Three other restaurants vying for license
According to Gouchberg, his firm is in negotiations with Margaritas to transfer its liquor license to whichever of the three parties signs a lease.
He said that while not having the same name-recognition as Margaritas, any of the three should be familiar to area residents. He declined to elaborate further.
Gouchberg said the new tenant would hope to open within six months.
“I appreciate them reaching out and telling us what’s going on rather than us having to drag them in,” said Selectman Keith Lucy, who was contacted by Harbor Management after Christmas with the news. His colleagues shared those sentiments and thanked Gouchberg and Peter Bazzinotti, who also appeared on behalf of the property owner, the Anna Mscisz Trust.
Gouchberg did not mention a sale price on the full liquor license, but Margaritas did pay Sally Loh $200,000 for it in 2009. Loh owned the Crab House and leased the property until she was forced to sell or lose the liquor license that spring.
The Salem News reported at the time that despite Loh’s attempts to obtain an entertainment license, selectmen revoked the liquor license, citing a “lack of serving the public good” as the alcohol license went unused, the Crab House was closed for the summer and Loh was unable to produce liquor purchase receipts. The revocation was rescinded, however, as selectmen agreed to let Loh sell the restaurant and transfer the alcohol license by that April.
Now, Margaritas has sat on the alcohol license for a year-and-a-half. All told, the license hasn’t been used for three or four years, according to selectmen.
Gouchberg and Bazzinotti said they should have a non-binding letter of intent from one of the interested parties next week and a lease agreement within 45 days after that.
“We think inside of 90 days someone will be filing an application [to transfer the license],” said Bazzinotti.
Lucy added that he was made aware Margaritas hasn’t yet paid rent on the property lease while the project has been in limbo. Gouchberg didn’t contradict that assessment.
“It’s been a black hole for a while now, in terms of license utilization,” said Selectman Michael Powers.
“It’s too good a location to sit idle,” added Selectman Bill Clark.

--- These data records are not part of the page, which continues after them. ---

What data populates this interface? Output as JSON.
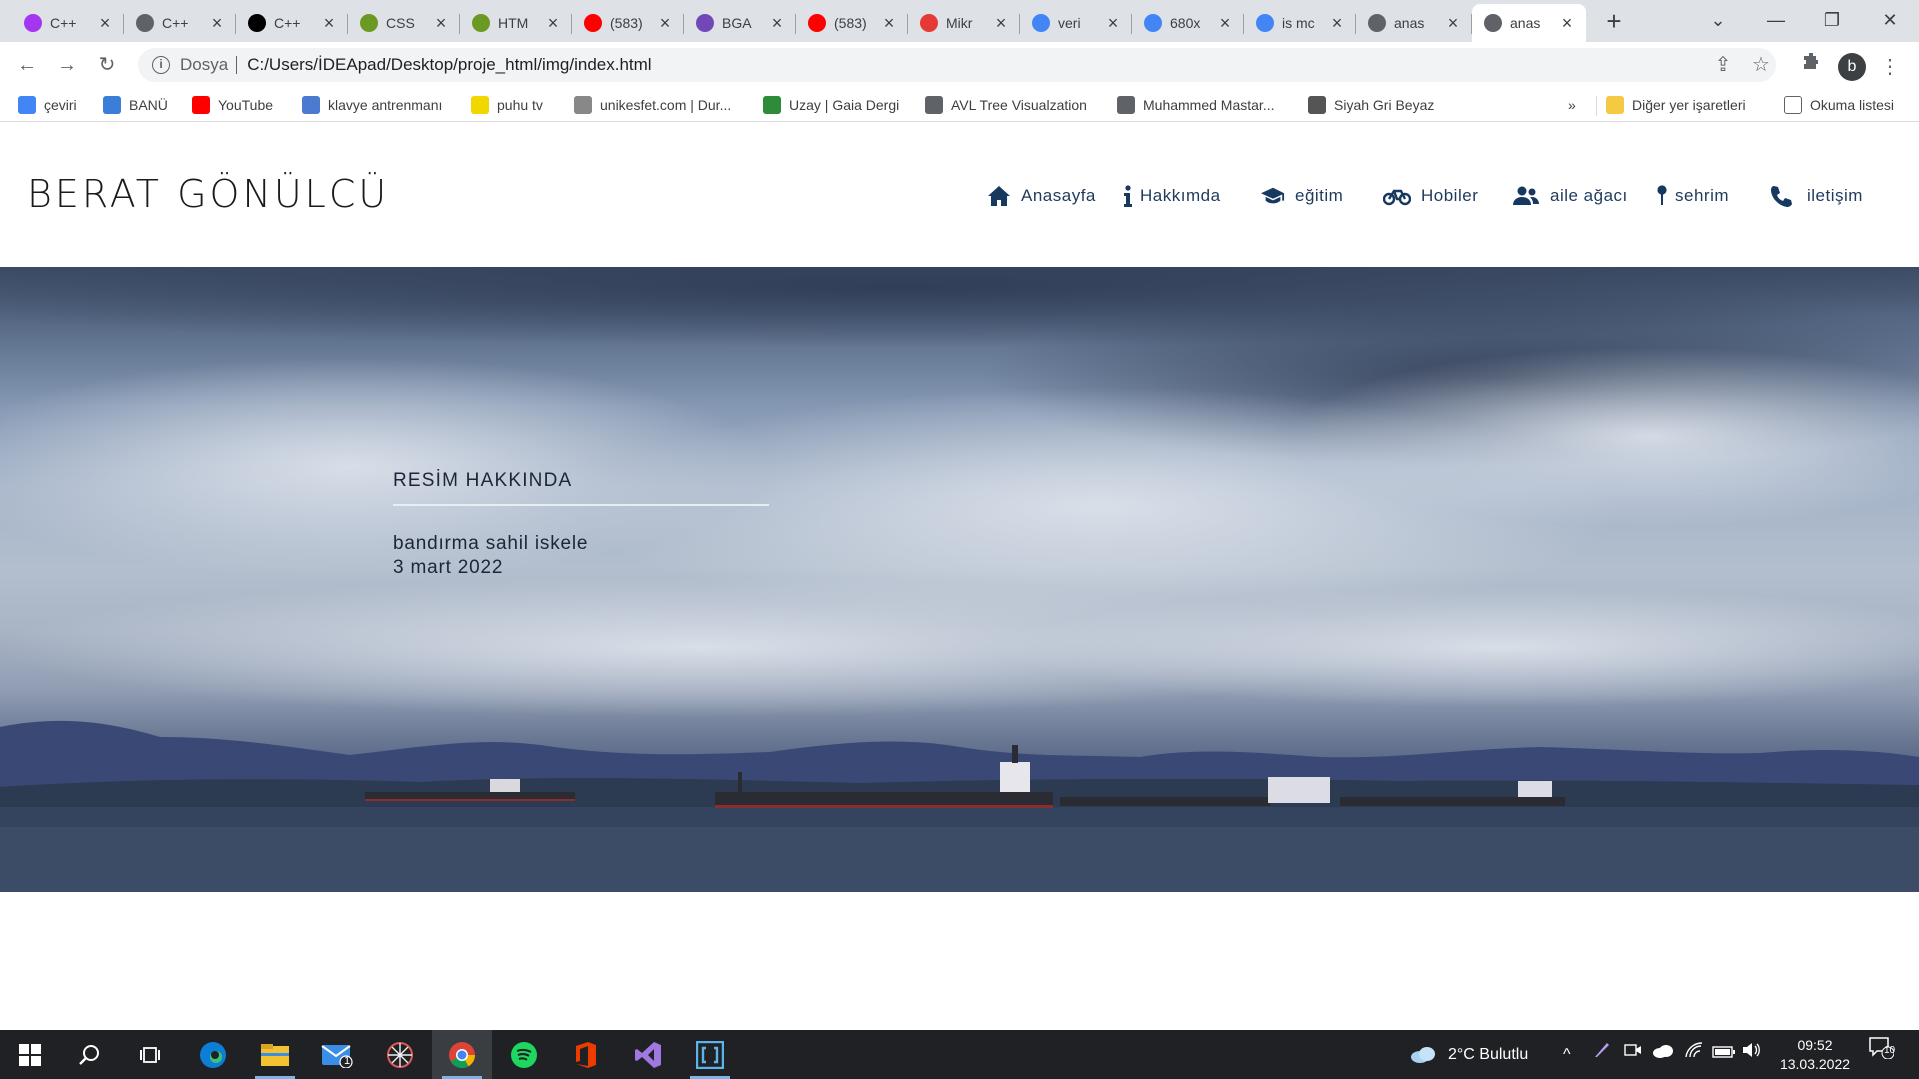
{
  "browser": {
    "tabs": [
      {
        "title": "C++",
        "favicon": "udemy-icon",
        "color": "#a435f0"
      },
      {
        "title": "C++",
        "favicon": "globe-icon",
        "color": "#5f6368"
      },
      {
        "title": "C++",
        "favicon": "medium-icon",
        "color": "#000000"
      },
      {
        "title": "CSS",
        "favicon": "bug-icon",
        "color": "#6a9a23"
      },
      {
        "title": "HTM",
        "favicon": "bug-icon",
        "color": "#6a9a23"
      },
      {
        "title": "(583)",
        "favicon": "youtube-icon",
        "color": "#ff0000"
      },
      {
        "title": "BGA",
        "favicon": "list-icon",
        "color": "#7248b9"
      },
      {
        "title": "(583)",
        "favicon": "youtube-icon",
        "color": "#ff0000"
      },
      {
        "title": "Mikr",
        "favicon": "dh-icon",
        "color": "#e53935"
      },
      {
        "title": "veri",
        "favicon": "google-icon",
        "color": "#4285f4"
      },
      {
        "title": "680x",
        "favicon": "google-icon",
        "color": "#4285f4"
      },
      {
        "title": "is mc",
        "favicon": "google-icon",
        "color": "#4285f4"
      },
      {
        "title": "anas",
        "favicon": "globe-icon",
        "color": "#5f6368"
      },
      {
        "title": "anas",
        "favicon": "globe-icon",
        "color": "#5f6368",
        "active": true
      }
    ],
    "scheme_label": "Dosya",
    "url": "C:/Users/İDEApad/Desktop/proje_html/img/index.html",
    "profile_initial": "b",
    "bookmarks": [
      {
        "label": "çeviri",
        "icon": "translate-icon",
        "color": "#4285f4"
      },
      {
        "label": "BANÜ",
        "icon": "banu-icon",
        "color": "#3b7dd8"
      },
      {
        "label": "YouTube",
        "icon": "youtube-icon",
        "color": "#ff0000"
      },
      {
        "label": "klavye antrenmanı",
        "icon": "drop-icon",
        "color": "#4a7bd0"
      },
      {
        "label": "puhu tv",
        "icon": "puhu-icon",
        "color": "#f2d600"
      },
      {
        "label": "unikesfet.com | Dur...",
        "icon": "uk-icon",
        "color": "#888888"
      },
      {
        "label": "Uzay | Gaia Dergi",
        "icon": "gaia-icon",
        "color": "#2e8b3a"
      },
      {
        "label": "AVL Tree Visualzation",
        "icon": "globe-icon",
        "color": "#5f6368"
      },
      {
        "label": "Muhammed Mastar...",
        "icon": "globe-icon",
        "color": "#5f6368"
      },
      {
        "label": "Siyah Gri Beyaz",
        "icon": "image-icon",
        "color": "#555555"
      }
    ],
    "overflow_label": "»",
    "other_bookmarks": "Diğer yer işaretleri",
    "reading_list": "Okuma listesi"
  },
  "site": {
    "logo": "BERAT GÖNÜLCÜ",
    "nav": [
      {
        "label": "Anasayfa",
        "icon": "home-icon"
      },
      {
        "label": "Hakkımda",
        "icon": "info-icon"
      },
      {
        "label": "eğitim",
        "icon": "graduation-cap-icon"
      },
      {
        "label": "Hobiler",
        "icon": "bicycle-icon"
      },
      {
        "label": "aile ağacı",
        "icon": "users-icon"
      },
      {
        "label": "sehrim",
        "icon": "map-pin-icon"
      },
      {
        "label": "iletişim",
        "icon": "phone-icon"
      }
    ],
    "caption": {
      "title": "RESİM HAKKINDA",
      "line1": "bandırma sahil iskele",
      "line2": "3 mart 2022"
    }
  },
  "taskbar": {
    "apps": [
      "windows-start-icon",
      "search-icon",
      "task-view-icon",
      "edge-icon",
      "file-explorer-icon",
      "mail-icon",
      "spider-app-icon",
      "chrome-icon",
      "spotify-icon",
      "office-icon",
      "visual-studio-icon",
      "bracket-app-icon"
    ],
    "mail_badge": "1",
    "weather": "2°C  Bulutlu",
    "time": "09:52",
    "date": "13.03.2022",
    "notifications": "10"
  },
  "colors": {
    "nav_text": "#1f3a5c",
    "nav_icon": "#17385f",
    "caption_text": "#1e2538"
  }
}
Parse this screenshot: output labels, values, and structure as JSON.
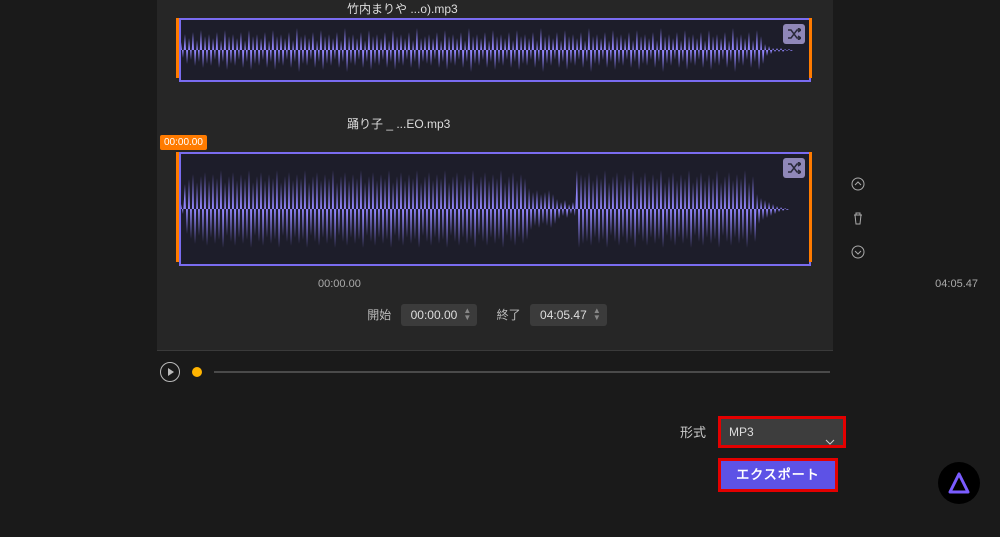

The board agreed to call Margaritas back for a status update in April if no applications were filed before then. Selectman Dan Bennett voted “no,” however, saying he wanted Margaritas back within 30 days regardless.